(Records from a data source)
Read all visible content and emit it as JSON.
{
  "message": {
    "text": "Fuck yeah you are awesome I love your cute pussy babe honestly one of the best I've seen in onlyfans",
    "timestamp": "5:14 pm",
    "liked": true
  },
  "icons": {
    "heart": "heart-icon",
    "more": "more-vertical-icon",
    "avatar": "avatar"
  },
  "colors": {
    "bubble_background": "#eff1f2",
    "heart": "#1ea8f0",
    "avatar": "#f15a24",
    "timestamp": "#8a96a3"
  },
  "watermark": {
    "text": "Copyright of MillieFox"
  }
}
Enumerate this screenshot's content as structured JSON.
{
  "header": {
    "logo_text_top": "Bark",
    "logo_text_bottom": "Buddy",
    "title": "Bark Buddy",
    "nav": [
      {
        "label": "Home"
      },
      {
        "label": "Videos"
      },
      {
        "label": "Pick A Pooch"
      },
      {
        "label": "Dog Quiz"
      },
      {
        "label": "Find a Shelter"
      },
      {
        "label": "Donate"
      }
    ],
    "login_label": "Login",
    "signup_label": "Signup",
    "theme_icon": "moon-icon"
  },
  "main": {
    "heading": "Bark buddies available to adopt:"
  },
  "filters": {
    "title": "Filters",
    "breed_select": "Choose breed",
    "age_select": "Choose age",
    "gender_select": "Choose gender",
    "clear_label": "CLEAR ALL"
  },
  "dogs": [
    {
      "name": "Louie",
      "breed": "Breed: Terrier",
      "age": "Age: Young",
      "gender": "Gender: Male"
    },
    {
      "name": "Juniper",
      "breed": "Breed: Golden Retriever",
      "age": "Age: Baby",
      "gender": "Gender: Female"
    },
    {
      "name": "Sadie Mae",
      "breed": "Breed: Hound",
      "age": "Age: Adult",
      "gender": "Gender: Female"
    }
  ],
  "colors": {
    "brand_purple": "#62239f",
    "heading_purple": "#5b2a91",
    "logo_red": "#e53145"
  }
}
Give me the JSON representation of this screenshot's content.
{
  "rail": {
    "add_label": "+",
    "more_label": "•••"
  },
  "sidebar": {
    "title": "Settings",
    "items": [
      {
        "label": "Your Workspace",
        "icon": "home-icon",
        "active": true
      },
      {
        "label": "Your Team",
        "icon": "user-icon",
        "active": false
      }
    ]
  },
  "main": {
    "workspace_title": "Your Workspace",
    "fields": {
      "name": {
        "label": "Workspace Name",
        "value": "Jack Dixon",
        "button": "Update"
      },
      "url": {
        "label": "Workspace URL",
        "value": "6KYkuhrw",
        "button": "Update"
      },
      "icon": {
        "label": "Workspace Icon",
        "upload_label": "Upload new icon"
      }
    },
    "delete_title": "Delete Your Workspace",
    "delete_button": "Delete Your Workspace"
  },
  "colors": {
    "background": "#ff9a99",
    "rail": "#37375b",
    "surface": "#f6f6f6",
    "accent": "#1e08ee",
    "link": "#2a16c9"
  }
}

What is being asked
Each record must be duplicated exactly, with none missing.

Response
Read all visible content and emit it as JSON.
{
  "message": {
    "text": "Fuck yeah you are awesome I love your cute pussy babe honestly one of the best I've seen in onlyfans",
    "timestamp": "5:14 pm",
    "liked": true
  },
  "icons": {
    "heart": "heart-icon",
    "more": "more-vertical-icon",
    "avatar": "avatar"
  },
  "colors": {
    "bubble_background": "#eff1f2",
    "heart": "#1ea8f0",
    "avatar": "#f15a24",
    "timestamp": "#8a96a3"
  },
  "watermark": {
    "text": "Copyright of MillieFox"
  }
}
Enumerate this screenshot's content as structured JSON.
{
  "header": {
    "logo_text_top": "Bark",
    "logo_text_bottom": "Buddy",
    "title": "Bark Buddy",
    "nav": [
      {
        "label": "Home"
      },
      {
        "label": "Videos"
      },
      {
        "label": "Pick A Pooch"
      },
      {
        "label": "Dog Quiz"
      },
      {
        "label": "Find a Shelter"
      },
      {
        "label": "Donate"
      }
    ],
    "login_label": "Login",
    "signup_label": "Signup",
    "theme_icon": "moon-icon"
  },
  "main": {
    "heading": "Bark buddies available to adopt:"
  },
  "filters": {
    "title": "Filters",
    "breed_select": "Choose breed",
    "age_select": "Choose age",
    "gender_select": "Choose gender",
    "clear_label": "CLEAR ALL"
  },
  "dogs": [
    {
      "name": "Louie",
      "breed": "Breed: Terrier",
      "age": "Age: Young",
      "gender": "Gender: Male"
    },
    {
      "name": "Juniper",
      "breed": "Breed: Golden Retriever",
      "age": "Age: Baby",
      "gender": "Gender: Female"
    },
    {
      "name": "Sadie Mae",
      "breed": "Breed: Hound",
      "age": "Age: Adult",
      "gender": "Gender: Female"
    }
  ],
  "colors": {
    "brand_purple": "#62239f",
    "heading_purple": "#5b2a91",
    "logo_red": "#e53145"
  }
}
Give me the JSON representation of this screenshot's content.
{
  "rail": {
    "add_label": "+",
    "more_label": "•••"
  },
  "sidebar": {
    "title": "Settings",
    "items": [
      {
        "label": "Your Workspace",
        "icon": "home-icon",
        "active": true
      },
      {
        "label": "Your Team",
        "icon": "user-icon",
        "active": false
      }
    ]
  },
  "main": {
    "workspace_title": "Your Workspace",
    "fields": {
      "name": {
        "label": "Workspace Name",
        "value": "Jack Dixon",
        "button": "Update"
      },
      "url": {
        "label": "Workspace URL",
        "value": "6KYkuhrw",
        "button": "Update"
      },
      "icon": {
        "label": "Workspace Icon",
        "upload_label": "Upload new icon"
      }
    },
    "delete_title": "Delete Your Workspace",
    "delete_button": "Delete Your Workspace"
  },
  "colors": {
    "background": "#ff9a99",
    "rail": "#37375b",
    "surface": "#f6f6f6",
    "accent": "#1e08ee",
    "link": "#2a16c9"
  }
}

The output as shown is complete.